DATA TO PROCESS:
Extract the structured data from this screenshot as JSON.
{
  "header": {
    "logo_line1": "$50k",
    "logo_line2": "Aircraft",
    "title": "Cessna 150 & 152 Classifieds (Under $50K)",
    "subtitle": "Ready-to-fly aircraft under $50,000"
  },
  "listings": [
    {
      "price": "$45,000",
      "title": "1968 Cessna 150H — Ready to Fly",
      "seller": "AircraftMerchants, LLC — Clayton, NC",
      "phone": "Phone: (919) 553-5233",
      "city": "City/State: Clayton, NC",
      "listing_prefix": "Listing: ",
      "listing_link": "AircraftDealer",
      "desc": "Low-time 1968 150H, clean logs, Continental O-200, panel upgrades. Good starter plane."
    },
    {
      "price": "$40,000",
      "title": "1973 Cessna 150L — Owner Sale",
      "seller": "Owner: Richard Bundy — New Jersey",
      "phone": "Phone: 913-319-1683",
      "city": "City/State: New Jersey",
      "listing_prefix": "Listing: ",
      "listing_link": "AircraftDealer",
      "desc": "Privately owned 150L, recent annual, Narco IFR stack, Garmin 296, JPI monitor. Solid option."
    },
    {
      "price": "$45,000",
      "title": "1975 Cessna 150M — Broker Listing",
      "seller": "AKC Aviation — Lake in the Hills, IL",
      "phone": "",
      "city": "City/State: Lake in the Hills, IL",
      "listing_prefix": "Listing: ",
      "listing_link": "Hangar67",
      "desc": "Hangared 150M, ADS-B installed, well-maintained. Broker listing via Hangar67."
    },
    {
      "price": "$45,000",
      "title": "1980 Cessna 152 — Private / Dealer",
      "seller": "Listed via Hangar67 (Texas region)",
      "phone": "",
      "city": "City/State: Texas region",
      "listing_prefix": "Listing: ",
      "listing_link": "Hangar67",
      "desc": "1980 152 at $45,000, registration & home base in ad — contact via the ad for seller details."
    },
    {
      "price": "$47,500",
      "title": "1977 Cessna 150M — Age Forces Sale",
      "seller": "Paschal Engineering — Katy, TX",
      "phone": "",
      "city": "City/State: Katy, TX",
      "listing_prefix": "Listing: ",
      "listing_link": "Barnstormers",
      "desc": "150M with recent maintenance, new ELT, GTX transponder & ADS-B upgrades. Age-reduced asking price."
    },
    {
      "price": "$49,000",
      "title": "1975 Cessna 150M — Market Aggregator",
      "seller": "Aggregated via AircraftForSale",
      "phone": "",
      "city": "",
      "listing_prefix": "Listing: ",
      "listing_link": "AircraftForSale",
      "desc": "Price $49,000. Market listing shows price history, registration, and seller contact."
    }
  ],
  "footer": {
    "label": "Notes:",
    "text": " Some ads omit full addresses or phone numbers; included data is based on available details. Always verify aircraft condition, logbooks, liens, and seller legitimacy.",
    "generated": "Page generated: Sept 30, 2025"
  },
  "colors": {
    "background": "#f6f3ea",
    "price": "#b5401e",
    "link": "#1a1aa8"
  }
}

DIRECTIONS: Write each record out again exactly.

EXERCISE RESPONSE:
Extract the structured data from this screenshot as JSON.
{
  "header": {
    "logo_line1": "$50k",
    "logo_line2": "Aircraft",
    "title": "Cessna 150 & 152 Classifieds (Under $50K)",
    "subtitle": "Ready-to-fly aircraft under $50,000"
  },
  "listings": [
    {
      "price": "$45,000",
      "title": "1968 Cessna 150H — Ready to Fly",
      "seller": "AircraftMerchants, LLC — Clayton, NC",
      "phone": "Phone: (919) 553-5233",
      "city": "City/State: Clayton, NC",
      "listing_prefix": "Listing: ",
      "listing_link": "AircraftDealer",
      "desc": "Low-time 1968 150H, clean logs, Continental O-200, panel upgrades. Good starter plane."
    },
    {
      "price": "$40,000",
      "title": "1973 Cessna 150L — Owner Sale",
      "seller": "Owner: Richard Bundy — New Jersey",
      "phone": "Phone: 913-319-1683",
      "city": "City/State: New Jersey",
      "listing_prefix": "Listing: ",
      "listing_link": "AircraftDealer",
      "desc": "Privately owned 150L, recent annual, Narco IFR stack, Garmin 296, JPI monitor. Solid option."
    },
    {
      "price": "$45,000",
      "title": "1975 Cessna 150M — Broker Listing",
      "seller": "AKC Aviation — Lake in the Hills, IL",
      "phone": "",
      "city": "City/State: Lake in the Hills, IL",
      "listing_prefix": "Listing: ",
      "listing_link": "Hangar67",
      "desc": "Hangared 150M, ADS-B installed, well-maintained. Broker listing via Hangar67."
    },
    {
      "price": "$45,000",
      "title": "1980 Cessna 152 — Private / Dealer",
      "seller": "Listed via Hangar67 (Texas region)",
      "phone": "",
      "city": "City/State: Texas region",
      "listing_prefix": "Listing: ",
      "listing_link": "Hangar67",
      "desc": "1980 152 at $45,000, registration & home base in ad — contact via the ad for seller details."
    },
    {
      "price": "$47,500",
      "title": "1977 Cessna 150M — Age Forces Sale",
      "seller": "Paschal Engineering — Katy, TX",
      "phone": "",
      "city": "City/State: Katy, TX",
      "listing_prefix": "Listing: ",
      "listing_link": "Barnstormers",
      "desc": "150M with recent maintenance, new ELT, GTX transponder & ADS-B upgrades. Age-reduced asking price."
    },
    {
      "price": "$49,000",
      "title": "1975 Cessna 150M — Market Aggregator",
      "seller": "Aggregated via AircraftForSale",
      "phone": "",
      "city": "",
      "listing_prefix": "Listing: ",
      "listing_link": "AircraftForSale",
      "desc": "Price $49,000. Market listing shows price history, registration, and seller contact."
    }
  ],
  "footer": {
    "label": "Notes:",
    "text": " Some ads omit full addresses or phone numbers; included data is based on available details. Always verify aircraft condition, logbooks, liens, and seller legitimacy.",
    "generated": "Page generated: Sept 30, 2025"
  },
  "colors": {
    "background": "#f6f3ea",
    "price": "#b5401e",
    "link": "#1a1aa8"
  }
}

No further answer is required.